DATA SHOWN Block Start

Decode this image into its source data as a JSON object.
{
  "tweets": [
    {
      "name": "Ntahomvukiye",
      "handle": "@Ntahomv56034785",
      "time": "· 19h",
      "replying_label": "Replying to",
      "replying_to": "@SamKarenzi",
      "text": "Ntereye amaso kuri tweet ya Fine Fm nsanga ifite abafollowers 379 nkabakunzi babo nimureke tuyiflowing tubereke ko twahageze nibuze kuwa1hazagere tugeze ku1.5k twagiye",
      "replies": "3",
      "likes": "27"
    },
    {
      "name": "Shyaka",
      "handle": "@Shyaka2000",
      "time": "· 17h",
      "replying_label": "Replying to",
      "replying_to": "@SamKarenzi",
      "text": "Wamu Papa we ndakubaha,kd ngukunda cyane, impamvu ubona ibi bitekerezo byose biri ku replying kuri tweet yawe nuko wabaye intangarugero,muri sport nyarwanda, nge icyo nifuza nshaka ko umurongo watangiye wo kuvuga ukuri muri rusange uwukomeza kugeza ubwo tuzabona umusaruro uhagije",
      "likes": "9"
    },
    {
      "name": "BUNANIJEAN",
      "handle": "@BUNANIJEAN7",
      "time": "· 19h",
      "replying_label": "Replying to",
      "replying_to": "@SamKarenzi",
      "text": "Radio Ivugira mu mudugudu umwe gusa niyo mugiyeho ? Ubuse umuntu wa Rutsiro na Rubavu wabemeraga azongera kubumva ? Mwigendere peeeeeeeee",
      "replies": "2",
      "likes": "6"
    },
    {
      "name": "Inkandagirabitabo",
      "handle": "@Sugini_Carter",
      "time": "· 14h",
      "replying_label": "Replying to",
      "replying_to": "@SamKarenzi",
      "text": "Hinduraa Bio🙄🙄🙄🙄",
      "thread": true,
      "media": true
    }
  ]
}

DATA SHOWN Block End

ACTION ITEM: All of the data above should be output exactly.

ANSWER BELOW:
Decode this image into its source data as a JSON object.
{
  "tweets": [
    {
      "name": "Ntahomvukiye",
      "handle": "@Ntahomv56034785",
      "time": "· 19h",
      "replying_label": "Replying to",
      "replying_to": "@SamKarenzi",
      "text": "Ntereye amaso kuri tweet ya Fine Fm nsanga ifite abafollowers 379 nkabakunzi babo nimureke tuyiflowing tubereke ko twahageze nibuze kuwa1hazagere tugeze ku1.5k twagiye",
      "replies": "3",
      "likes": "27"
    },
    {
      "name": "Shyaka",
      "handle": "@Shyaka2000",
      "time": "· 17h",
      "replying_label": "Replying to",
      "replying_to": "@SamKarenzi",
      "text": "Wamu Papa we ndakubaha,kd ngukunda cyane, impamvu ubona ibi bitekerezo byose biri ku replying kuri tweet yawe nuko wabaye intangarugero,muri sport nyarwanda, nge icyo nifuza nshaka ko umurongo watangiye wo kuvuga ukuri muri rusange uwukomeza kugeza ubwo tuzabona umusaruro uhagije",
      "likes": "9"
    },
    {
      "name": "BUNANIJEAN",
      "handle": "@BUNANIJEAN7",
      "time": "· 19h",
      "replying_label": "Replying to",
      "replying_to": "@SamKarenzi",
      "text": "Radio Ivugira mu mudugudu umwe gusa niyo mugiyeho ? Ubuse umuntu wa Rutsiro na Rubavu wabemeraga azongera kubumva ? Mwigendere peeeeeeeee",
      "replies": "2",
      "likes": "6"
    },
    {
      "name": "Inkandagirabitabo",
      "handle": "@Sugini_Carter",
      "time": "· 14h",
      "replying_label": "Replying to",
      "replying_to": "@SamKarenzi",
      "text": "Hinduraa Bio🙄🙄🙄🙄",
      "thread": true,
      "media": true
    }
  ]
}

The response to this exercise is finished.